or

\begin{array}{c r r r r r r} |[g]|&1&21&42&56&24&24\\ \hline \chi_1&1&1&1&1&1&1\\ \chi_2&8&0&0&-1&1&1\\ \chi_3&6&2&0&0&-1&-1\\ \chi_4&7&-1&-1&1&0&0\\ \chi_5&3&-1&1&0&\frac{-1+\sqrt 7i}2&\frac{-1-\sqrt 7i}2\\ \chi_6&3&-1&1&0&\frac{-1-\sqrt 7i}2&\frac{-1+\sqrt 7i}2\\ \end{array}

and it remains to rule out one of these possibilities.

Here's the intended solution: By the Sylow Theorems we know that $C_7$ appears as a subgroup of our group either $1$ or $8$ times. None of these subgroups can intersect (except at the identity) since $C_7$ is generated by each of its nonidentity elements. So the number of elements of order $7$ is either $6$ or $48$. The elements in each conjugacy class must have the same order, so in fact it must be the case that the elements of order $7$ are precisely the elements of the two conjugacy classes of size $24$. The eigenvalues of a representation of an element of order $7$ must be $7$th roots of unity. So since $\boldsymbol{\sqrt{7}\notin\mathbb{Q}(e^{2\pi i/7})}$, the first character table above cannot be correct, and the answer must be the second one.

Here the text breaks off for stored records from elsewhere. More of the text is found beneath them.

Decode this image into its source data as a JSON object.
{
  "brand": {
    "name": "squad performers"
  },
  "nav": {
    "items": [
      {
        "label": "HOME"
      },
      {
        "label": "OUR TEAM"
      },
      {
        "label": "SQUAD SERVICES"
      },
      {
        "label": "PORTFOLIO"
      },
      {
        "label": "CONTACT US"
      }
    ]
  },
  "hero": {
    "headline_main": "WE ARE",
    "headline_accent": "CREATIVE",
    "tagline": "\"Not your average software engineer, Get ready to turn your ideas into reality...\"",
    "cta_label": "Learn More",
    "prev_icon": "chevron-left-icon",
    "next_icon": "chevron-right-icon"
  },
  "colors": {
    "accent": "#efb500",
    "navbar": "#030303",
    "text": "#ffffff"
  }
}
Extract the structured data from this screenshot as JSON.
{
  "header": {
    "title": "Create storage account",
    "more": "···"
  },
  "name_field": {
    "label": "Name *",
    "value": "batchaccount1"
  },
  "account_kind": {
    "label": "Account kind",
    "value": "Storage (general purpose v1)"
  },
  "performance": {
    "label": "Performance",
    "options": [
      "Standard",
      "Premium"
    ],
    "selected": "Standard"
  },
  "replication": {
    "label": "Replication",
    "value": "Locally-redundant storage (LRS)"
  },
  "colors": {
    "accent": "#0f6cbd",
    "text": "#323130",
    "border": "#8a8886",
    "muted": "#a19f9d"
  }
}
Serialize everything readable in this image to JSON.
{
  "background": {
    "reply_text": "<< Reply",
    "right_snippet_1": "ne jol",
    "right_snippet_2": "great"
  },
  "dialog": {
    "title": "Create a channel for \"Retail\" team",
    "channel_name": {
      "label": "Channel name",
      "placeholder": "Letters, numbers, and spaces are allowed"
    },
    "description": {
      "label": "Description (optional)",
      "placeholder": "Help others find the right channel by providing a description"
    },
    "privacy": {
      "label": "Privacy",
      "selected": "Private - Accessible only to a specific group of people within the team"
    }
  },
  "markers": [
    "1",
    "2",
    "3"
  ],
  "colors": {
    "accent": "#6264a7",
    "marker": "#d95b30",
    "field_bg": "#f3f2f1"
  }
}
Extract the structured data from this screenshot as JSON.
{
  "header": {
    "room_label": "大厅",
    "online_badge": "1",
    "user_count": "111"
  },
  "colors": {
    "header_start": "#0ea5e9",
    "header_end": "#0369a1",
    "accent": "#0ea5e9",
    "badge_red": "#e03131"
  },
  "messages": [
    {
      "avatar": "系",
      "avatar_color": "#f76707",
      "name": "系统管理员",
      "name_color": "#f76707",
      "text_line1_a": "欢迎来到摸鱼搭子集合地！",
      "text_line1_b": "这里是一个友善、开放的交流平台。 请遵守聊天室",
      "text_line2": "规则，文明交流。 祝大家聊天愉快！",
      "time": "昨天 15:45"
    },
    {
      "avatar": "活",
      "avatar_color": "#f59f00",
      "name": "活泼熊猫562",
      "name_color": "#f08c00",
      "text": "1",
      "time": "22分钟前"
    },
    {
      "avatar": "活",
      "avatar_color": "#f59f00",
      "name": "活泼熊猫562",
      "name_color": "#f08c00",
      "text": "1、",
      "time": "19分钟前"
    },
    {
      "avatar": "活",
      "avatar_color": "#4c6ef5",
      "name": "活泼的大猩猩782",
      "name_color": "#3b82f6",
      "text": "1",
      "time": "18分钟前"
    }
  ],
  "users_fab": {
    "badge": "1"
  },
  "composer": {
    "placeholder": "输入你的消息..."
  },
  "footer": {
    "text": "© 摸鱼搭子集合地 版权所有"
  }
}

Or course I think it's actually easier to not use the extra assumption. For example you can calculate that (if we take $\chi_5$ and $\chi_6$ as in the first character table) $\left<\chi_5,\chi_5\otimes\chi_6\right>=1/2$, which is a contradiction since this value should be a natural number. This answers the question using only properties of characters, and without having to delve into the properties of the group.